So Edinburgh has been under the siege of a major blizzard as you can see from this photo of George Square Gardens. In fact the University will be shut tomorrow. Snow day!
New year, new equipment, new student
After I submitted my thesis, I took a long break. I spent the holidays in Montreal followed by a trip to Australia. I only got back at the beginning of February. I flew around the world and thus returned to the lab a little under the weather but ready to get right back into the swing of things. But alas, I had been gone so long that there were a few new things in the lab, including a brand new microscope with focus control (no more z-drift!) and a brand new MSc student to supervise.
The microscope has proven to be somewhat problematic to use in its first month of action. Focus control refusing to run, neutral density filter not wanting to be controlled by the software and washers falling out of our filter wheel! After a few visits from Zeiss technicians, including one this morning, our beautiful new microscope and software are up and running ready for tomorrow’s snow day…
I also have an neuroscience MSc student working under my supervision. This is the first time I am teaching an MSc student. I have previously supervised PhD students who had past lab experience. This is a little different. What my student lacks in wet lab knowledge (though she is picking up the techniques quickly) she makes up for in ambition and motivation. And besides, with my viva pending it is probably good for me to go back to basics and explain the theory behind why we do what we do.

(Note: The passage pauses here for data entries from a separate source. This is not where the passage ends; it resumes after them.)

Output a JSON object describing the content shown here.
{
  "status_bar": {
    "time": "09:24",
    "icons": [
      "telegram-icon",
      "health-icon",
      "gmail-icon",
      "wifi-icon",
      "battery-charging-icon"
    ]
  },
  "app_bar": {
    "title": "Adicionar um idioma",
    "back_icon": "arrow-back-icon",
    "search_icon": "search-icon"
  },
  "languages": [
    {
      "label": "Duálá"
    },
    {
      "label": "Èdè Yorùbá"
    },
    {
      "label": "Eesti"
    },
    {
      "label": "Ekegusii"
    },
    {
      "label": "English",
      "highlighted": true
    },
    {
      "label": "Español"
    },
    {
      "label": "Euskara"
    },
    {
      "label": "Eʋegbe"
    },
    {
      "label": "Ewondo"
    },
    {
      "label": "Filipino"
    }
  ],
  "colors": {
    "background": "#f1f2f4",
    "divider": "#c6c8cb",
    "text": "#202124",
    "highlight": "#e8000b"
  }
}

Speaking of vivas… I am still waiting for a viva date. I submitted in mid December. Whilst I am a bit disheartened (although mostly just impatient), I am using this time to prepare myself: combing over my thesis, re-reading articles, looking up various uses of different reagents… I am a bit nervous, but I think it will go well. As I have previously said, your thesis is your baby, it contains the past 3+ years of your life. I did all the experiments, I did background reading and I wrote the thesis. I should know most of the material pretty well. I still know that when I will be given a date, I will be frantically annotating my thesis and colour-coding key findings, important references and vital background information. I will be refreshing Pubmed to see if anyone has published anything related to my work. I know that each viva is different and there isn’t a universal question that everyone gets asked, aside from give an elevator pitch of your project. So it can be hard to know what to expect. From what I’ve gathered from speaking to other PhD students, I think that it is important to know the rationale behind why you did a specific experiment. I think you need to be able to justify your hypotheses especially if you haven’t clearly laid it out in your thesis. I’m sure it’ll all be fine. Apparently some people come out of their vivas saying that it was one of the most enjoyable experiences of their lives… I’ll keep you posted.
Now off to sit in front of my window and be mesmerised by the wind blowing around the snow outside.